Problem requirements:
Write the records out again. Match them exactly.

Data supplied:
=== Section Start ===

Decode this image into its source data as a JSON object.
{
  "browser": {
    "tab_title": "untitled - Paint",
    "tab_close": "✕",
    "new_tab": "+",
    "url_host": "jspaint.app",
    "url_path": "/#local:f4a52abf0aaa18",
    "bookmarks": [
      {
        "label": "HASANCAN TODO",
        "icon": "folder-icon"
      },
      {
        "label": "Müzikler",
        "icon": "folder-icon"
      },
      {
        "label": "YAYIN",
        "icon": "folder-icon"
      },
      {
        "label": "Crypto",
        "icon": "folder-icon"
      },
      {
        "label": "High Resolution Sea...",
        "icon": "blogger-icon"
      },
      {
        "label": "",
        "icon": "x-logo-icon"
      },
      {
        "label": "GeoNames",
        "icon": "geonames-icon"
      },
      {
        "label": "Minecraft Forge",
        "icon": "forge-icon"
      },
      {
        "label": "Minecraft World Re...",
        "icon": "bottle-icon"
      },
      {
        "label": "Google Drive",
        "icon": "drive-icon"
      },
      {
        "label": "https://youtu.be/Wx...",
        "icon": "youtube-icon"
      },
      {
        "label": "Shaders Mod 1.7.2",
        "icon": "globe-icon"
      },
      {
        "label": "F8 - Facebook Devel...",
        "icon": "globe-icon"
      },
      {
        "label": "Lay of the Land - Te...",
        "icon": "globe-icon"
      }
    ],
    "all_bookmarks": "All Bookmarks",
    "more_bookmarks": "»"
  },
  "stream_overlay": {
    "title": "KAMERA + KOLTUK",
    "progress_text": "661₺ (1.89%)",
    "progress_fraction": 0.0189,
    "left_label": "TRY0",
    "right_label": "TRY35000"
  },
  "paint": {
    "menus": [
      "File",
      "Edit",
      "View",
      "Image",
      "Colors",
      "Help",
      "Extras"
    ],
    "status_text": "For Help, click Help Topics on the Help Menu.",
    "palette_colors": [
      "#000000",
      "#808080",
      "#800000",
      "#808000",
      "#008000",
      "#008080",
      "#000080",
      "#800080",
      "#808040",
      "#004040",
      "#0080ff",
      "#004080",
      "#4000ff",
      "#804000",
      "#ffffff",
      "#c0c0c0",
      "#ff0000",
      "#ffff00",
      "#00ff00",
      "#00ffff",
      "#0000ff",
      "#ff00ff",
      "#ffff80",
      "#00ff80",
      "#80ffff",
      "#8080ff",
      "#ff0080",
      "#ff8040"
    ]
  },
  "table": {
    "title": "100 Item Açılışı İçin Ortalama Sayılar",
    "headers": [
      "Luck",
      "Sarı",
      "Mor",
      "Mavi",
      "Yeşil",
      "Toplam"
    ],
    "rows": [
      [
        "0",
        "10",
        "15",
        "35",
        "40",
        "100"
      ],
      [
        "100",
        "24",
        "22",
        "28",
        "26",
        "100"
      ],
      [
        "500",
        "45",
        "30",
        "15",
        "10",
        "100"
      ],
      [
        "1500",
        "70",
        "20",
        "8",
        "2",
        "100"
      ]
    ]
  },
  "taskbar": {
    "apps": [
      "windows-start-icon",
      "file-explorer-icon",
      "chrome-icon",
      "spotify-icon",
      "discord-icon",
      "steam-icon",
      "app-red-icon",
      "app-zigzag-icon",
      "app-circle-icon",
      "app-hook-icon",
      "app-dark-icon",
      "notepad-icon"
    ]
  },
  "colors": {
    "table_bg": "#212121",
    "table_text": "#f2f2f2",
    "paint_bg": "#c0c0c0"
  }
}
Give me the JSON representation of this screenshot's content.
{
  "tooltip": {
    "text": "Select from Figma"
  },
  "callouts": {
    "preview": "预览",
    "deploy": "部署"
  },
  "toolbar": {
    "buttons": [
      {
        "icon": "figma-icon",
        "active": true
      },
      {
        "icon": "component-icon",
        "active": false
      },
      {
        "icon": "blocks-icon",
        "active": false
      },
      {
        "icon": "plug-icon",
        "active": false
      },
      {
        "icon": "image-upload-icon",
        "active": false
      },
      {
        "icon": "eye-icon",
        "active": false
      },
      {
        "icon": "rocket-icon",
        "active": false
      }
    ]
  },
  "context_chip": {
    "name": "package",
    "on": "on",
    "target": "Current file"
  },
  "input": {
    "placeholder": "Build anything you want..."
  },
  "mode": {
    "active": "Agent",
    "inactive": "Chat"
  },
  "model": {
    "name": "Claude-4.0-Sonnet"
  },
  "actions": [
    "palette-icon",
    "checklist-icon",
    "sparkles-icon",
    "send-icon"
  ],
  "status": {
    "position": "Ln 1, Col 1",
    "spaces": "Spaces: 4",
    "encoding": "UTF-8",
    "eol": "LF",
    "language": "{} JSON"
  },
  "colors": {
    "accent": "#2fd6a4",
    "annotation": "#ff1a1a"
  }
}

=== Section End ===

Completed exercise:
Decode this image into its source data as a JSON object.
{
  "browser": {
    "tab_title": "untitled - Paint",
    "tab_close": "✕",
    "new_tab": "+",
    "url_host": "jspaint.app",
    "url_path": "/#local:f4a52abf0aaa18",
    "bookmarks": [
      {
        "label": "HASANCAN TODO",
        "icon": "folder-icon"
      },
      {
        "label": "Müzikler",
        "icon": "folder-icon"
      },
      {
        "label": "YAYIN",
        "icon": "folder-icon"
      },
      {
        "label": "Crypto",
        "icon": "folder-icon"
      },
      {
        "label": "High Resolution Sea...",
        "icon": "blogger-icon"
      },
      {
        "label": "",
        "icon": "x-logo-icon"
      },
      {
        "label": "GeoNames",
        "icon": "geonames-icon"
      },
      {
        "label": "Minecraft Forge",
        "icon": "forge-icon"
      },
      {
        "label": "Minecraft World Re...",
        "icon": "bottle-icon"
      },
      {
        "label": "Google Drive",
        "icon": "drive-icon"
      },
      {
        "label": "https://youtu.be/Wx...",
        "icon": "youtube-icon"
      },
      {
        "label": "Shaders Mod 1.7.2",
        "icon": "globe-icon"
      },
      {
        "label": "F8 - Facebook Devel...",
        "icon": "globe-icon"
      },
      {
        "label": "Lay of the Land - Te...",
        "icon": "globe-icon"
      }
    ],
    "all_bookmarks": "All Bookmarks",
    "more_bookmarks": "»"
  },
  "stream_overlay": {
    "title": "KAMERA + KOLTUK",
    "progress_text": "661₺ (1.89%)",
    "progress_fraction": 0.0189,
    "left_label": "TRY0",
    "right_label": "TRY35000"
  },
  "paint": {
    "menus": [
      "File",
      "Edit",
      "View",
      "Image",
      "Colors",
      "Help",
      "Extras"
    ],
    "status_text": "For Help, click Help Topics on the Help Menu.",
    "palette_colors": [
      "#000000",
      "#808080",
      "#800000",
      "#808000",
      "#008000",
      "#008080",
      "#000080",
      "#800080",
      "#808040",
      "#004040",
      "#0080ff",
      "#004080",
      "#4000ff",
      "#804000",
      "#ffffff",
      "#c0c0c0",
      "#ff0000",
      "#ffff00",
      "#00ff00",
      "#00ffff",
      "#0000ff",
      "#ff00ff",
      "#ffff80",
      "#00ff80",
      "#80ffff",
      "#8080ff",
      "#ff0080",
      "#ff8040"
    ]
  },
  "table": {
    "title": "100 Item Açılışı İçin Ortalama Sayılar",
    "headers": [
      "Luck",
      "Sarı",
      "Mor",
      "Mavi",
      "Yeşil",
      "Toplam"
    ],
    "rows": [
      [
        "0",
        "10",
        "15",
        "35",
        "40",
        "100"
      ],
      [
        "100",
        "24",
        "22",
        "28",
        "26",
        "100"
      ],
      [
        "500",
        "45",
        "30",
        "15",
        "10",
        "100"
      ],
      [
        "1500",
        "70",
        "20",
        "8",
        "2",
        "100"
      ]
    ]
  },
  "taskbar": {
    "apps": [
      "windows-start-icon",
      "file-explorer-icon",
      "chrome-icon",
      "spotify-icon",
      "discord-icon",
      "steam-icon",
      "app-red-icon",
      "app-zigzag-icon",
      "app-circle-icon",
      "app-hook-icon",
      "app-dark-icon",
      "notepad-icon"
    ]
  },
  "colors": {
    "table_bg": "#212121",
    "table_text": "#f2f2f2",
    "paint_bg": "#c0c0c0"
  }
}
Give me the JSON representation of this screenshot's content.
{
  "tooltip": {
    "text": "Select from Figma"
  },
  "callouts": {
    "preview": "预览",
    "deploy": "部署"
  },
  "toolbar": {
    "buttons": [
      {
        "icon": "figma-icon",
        "active": true
      },
      {
        "icon": "component-icon",
        "active": false
      },
      {
        "icon": "blocks-icon",
        "active": false
      },
      {
        "icon": "plug-icon",
        "active": false
      },
      {
        "icon": "image-upload-icon",
        "active": false
      },
      {
        "icon": "eye-icon",
        "active": false
      },
      {
        "icon": "rocket-icon",
        "active": false
      }
    ]
  },
  "context_chip": {
    "name": "package",
    "on": "on",
    "target": "Current file"
  },
  "input": {
    "placeholder": "Build anything you want..."
  },
  "mode": {
    "active": "Agent",
    "inactive": "Chat"
  },
  "model": {
    "name": "Claude-4.0-Sonnet"
  },
  "actions": [
    "palette-icon",
    "checklist-icon",
    "sparkles-icon",
    "send-icon"
  ],
  "status": {
    "position": "Ln 1, Col 1",
    "spaces": "Spaces: 4",
    "encoding": "UTF-8",
    "eol": "LF",
    "language": "{} JSON"
  },
  "colors": {
    "accent": "#2fd6a4",
    "annotation": "#ff1a1a"
  }
}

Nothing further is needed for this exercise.